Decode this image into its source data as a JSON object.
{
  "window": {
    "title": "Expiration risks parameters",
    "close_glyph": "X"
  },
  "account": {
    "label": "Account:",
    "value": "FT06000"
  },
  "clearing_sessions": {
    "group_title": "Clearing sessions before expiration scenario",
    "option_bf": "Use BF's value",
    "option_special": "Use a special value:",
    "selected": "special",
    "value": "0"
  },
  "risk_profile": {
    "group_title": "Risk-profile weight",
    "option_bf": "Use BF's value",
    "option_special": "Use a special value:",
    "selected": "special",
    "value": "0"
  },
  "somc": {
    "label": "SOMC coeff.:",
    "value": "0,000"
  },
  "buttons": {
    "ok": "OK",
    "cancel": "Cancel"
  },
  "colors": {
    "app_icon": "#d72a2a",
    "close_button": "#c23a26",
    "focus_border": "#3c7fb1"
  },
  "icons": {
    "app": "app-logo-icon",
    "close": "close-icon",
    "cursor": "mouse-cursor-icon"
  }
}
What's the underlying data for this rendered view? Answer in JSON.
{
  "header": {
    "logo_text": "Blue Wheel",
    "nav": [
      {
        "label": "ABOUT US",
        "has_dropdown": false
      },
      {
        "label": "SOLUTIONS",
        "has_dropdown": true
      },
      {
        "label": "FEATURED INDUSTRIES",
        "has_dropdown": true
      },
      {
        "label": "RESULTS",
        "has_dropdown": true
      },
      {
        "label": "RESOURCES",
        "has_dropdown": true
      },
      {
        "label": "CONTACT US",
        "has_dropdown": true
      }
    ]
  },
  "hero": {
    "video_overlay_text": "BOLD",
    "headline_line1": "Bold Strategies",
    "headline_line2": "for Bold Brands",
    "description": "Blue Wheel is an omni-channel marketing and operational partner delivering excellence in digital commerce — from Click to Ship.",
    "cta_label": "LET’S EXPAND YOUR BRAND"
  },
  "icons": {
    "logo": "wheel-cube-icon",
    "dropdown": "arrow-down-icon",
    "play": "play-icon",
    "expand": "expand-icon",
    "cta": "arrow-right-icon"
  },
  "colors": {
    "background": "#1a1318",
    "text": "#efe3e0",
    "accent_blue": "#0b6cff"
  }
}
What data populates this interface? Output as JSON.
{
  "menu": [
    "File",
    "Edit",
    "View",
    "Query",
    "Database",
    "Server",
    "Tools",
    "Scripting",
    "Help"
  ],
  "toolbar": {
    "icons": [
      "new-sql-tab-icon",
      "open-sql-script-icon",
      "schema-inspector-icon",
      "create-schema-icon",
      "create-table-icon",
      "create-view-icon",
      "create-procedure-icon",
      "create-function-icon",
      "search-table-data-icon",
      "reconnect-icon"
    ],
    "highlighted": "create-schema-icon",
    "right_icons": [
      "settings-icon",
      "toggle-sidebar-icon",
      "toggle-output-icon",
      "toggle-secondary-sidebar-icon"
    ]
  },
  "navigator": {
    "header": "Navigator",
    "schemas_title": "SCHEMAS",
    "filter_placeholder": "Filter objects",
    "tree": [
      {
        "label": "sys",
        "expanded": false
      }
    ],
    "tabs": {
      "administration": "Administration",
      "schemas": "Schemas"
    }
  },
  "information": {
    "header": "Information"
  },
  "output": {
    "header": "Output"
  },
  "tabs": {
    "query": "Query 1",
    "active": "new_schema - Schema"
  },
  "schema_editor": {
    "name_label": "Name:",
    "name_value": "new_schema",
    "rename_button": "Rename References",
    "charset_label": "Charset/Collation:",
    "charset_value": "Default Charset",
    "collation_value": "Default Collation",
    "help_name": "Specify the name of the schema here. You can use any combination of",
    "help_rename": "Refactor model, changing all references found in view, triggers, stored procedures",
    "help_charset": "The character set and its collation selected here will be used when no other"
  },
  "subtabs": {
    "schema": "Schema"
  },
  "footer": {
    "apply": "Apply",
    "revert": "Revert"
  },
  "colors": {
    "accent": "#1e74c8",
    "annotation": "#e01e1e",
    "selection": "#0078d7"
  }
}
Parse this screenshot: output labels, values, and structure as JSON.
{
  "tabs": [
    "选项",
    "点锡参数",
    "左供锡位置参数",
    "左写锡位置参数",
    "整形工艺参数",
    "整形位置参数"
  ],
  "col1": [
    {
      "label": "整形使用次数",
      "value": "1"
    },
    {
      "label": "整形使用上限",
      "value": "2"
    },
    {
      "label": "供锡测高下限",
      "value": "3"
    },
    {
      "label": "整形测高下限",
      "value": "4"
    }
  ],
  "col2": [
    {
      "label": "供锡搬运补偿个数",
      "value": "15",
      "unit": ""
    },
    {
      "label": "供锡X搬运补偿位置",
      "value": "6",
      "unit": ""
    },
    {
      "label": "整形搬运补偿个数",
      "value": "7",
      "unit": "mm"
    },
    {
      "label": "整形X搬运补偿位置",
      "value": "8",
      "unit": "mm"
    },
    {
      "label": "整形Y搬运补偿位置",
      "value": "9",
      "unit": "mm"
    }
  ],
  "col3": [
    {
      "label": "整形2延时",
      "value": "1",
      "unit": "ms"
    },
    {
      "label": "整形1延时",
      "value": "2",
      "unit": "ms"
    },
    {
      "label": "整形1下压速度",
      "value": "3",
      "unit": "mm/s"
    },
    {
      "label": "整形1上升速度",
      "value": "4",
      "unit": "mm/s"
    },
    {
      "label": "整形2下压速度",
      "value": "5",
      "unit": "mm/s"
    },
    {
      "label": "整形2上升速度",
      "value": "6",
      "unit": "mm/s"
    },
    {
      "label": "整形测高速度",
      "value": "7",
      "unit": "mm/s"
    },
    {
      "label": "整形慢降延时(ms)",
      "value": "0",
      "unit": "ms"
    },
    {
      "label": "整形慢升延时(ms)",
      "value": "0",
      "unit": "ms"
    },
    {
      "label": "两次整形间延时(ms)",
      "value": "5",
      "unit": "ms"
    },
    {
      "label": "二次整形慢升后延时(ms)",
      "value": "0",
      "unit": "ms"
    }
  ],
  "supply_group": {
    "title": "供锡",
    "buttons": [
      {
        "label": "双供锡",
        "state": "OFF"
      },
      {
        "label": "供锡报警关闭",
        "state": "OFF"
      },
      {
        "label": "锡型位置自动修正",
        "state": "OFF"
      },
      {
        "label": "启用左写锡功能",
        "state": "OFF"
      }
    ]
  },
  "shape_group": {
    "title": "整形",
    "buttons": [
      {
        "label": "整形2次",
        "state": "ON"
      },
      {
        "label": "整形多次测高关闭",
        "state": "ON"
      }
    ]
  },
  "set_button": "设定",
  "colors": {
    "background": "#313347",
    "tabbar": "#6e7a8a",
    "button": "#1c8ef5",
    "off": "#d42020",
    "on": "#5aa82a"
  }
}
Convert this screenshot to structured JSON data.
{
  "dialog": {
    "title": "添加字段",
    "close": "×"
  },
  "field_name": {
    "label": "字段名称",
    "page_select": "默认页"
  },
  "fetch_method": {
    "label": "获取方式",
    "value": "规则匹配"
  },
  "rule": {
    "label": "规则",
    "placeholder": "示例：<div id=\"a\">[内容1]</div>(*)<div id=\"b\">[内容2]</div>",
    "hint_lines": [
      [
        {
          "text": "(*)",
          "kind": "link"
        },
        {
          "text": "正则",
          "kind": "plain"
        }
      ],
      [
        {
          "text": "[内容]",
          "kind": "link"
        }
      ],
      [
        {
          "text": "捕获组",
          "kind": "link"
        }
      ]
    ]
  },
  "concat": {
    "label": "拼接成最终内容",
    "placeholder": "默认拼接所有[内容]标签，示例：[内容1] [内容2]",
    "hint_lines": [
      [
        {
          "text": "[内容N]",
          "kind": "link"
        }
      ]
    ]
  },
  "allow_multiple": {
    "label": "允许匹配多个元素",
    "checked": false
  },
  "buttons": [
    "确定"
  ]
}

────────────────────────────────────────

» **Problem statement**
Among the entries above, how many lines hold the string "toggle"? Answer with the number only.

» **Result of this exercise**
3